## To do
Go through the records and copy each line where the word "Internet" occurs.
-*-*-
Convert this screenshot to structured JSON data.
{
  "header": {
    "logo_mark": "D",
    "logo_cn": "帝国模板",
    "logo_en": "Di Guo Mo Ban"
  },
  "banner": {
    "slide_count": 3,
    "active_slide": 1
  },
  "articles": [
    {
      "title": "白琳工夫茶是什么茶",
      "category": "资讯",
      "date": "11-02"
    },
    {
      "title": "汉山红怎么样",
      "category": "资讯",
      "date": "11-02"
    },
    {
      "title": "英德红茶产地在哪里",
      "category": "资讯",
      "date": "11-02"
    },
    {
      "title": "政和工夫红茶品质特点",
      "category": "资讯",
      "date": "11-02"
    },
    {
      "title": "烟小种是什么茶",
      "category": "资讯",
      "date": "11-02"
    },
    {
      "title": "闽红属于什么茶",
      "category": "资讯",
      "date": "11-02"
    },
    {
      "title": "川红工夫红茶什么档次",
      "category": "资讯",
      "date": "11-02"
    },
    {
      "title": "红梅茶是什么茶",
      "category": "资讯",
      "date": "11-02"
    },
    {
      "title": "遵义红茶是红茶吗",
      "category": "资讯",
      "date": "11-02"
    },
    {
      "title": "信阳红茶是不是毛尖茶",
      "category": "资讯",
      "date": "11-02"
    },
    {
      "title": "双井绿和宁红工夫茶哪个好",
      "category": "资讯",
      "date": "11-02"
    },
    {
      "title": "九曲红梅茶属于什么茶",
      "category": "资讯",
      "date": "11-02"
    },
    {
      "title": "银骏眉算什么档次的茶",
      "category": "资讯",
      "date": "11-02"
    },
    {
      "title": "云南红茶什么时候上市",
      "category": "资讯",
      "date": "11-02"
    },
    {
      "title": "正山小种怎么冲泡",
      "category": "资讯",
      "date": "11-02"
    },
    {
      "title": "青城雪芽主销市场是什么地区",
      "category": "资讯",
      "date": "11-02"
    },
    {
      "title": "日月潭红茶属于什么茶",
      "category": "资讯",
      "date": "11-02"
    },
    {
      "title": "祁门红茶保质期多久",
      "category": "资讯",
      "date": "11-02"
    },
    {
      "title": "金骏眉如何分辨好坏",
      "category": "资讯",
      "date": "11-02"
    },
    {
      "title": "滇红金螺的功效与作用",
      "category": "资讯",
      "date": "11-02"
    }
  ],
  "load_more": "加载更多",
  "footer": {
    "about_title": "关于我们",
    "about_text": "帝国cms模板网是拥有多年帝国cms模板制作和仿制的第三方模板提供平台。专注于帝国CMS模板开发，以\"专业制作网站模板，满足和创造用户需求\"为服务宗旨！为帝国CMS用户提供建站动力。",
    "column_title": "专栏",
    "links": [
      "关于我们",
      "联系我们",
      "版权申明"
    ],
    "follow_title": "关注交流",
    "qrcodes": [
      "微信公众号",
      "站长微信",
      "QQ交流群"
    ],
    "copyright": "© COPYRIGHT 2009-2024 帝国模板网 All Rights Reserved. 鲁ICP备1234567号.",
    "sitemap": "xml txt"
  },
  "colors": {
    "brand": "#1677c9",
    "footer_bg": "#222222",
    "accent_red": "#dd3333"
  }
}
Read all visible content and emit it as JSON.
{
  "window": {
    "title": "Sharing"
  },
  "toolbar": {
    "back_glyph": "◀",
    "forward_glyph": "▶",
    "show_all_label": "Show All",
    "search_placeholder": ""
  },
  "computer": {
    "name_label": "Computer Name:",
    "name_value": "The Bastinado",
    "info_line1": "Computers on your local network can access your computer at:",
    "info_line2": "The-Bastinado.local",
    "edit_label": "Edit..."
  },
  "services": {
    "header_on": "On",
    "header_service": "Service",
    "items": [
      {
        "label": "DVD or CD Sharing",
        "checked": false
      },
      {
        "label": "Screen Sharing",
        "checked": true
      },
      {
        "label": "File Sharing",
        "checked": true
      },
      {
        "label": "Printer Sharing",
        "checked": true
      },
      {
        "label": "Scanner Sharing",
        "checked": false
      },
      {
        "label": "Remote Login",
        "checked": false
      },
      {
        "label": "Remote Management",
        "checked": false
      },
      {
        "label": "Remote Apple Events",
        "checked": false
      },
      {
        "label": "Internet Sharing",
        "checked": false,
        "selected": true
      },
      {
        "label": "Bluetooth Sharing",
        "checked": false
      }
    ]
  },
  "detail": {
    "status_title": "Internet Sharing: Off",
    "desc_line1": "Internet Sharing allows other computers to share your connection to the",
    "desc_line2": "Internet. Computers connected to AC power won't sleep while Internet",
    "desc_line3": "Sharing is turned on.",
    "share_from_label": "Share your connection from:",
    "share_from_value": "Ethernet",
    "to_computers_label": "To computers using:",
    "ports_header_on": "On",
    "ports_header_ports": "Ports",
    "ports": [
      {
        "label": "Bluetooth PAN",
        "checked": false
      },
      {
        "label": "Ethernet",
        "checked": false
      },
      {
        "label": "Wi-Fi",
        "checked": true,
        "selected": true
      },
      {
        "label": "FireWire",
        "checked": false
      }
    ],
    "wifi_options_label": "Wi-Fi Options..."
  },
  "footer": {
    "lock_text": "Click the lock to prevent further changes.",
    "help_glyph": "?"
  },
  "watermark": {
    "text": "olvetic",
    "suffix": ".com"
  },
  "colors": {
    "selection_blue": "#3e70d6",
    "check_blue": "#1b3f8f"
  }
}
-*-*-
## Exercise solution
        "label": "Internet Sharing",
    "status_title": "Internet Sharing: Off",
    "desc_line1": "Internet Sharing allows other computers to share your connection to the",
    "desc_line2": "Internet. Computers connected to AC power won't sleep while Internet",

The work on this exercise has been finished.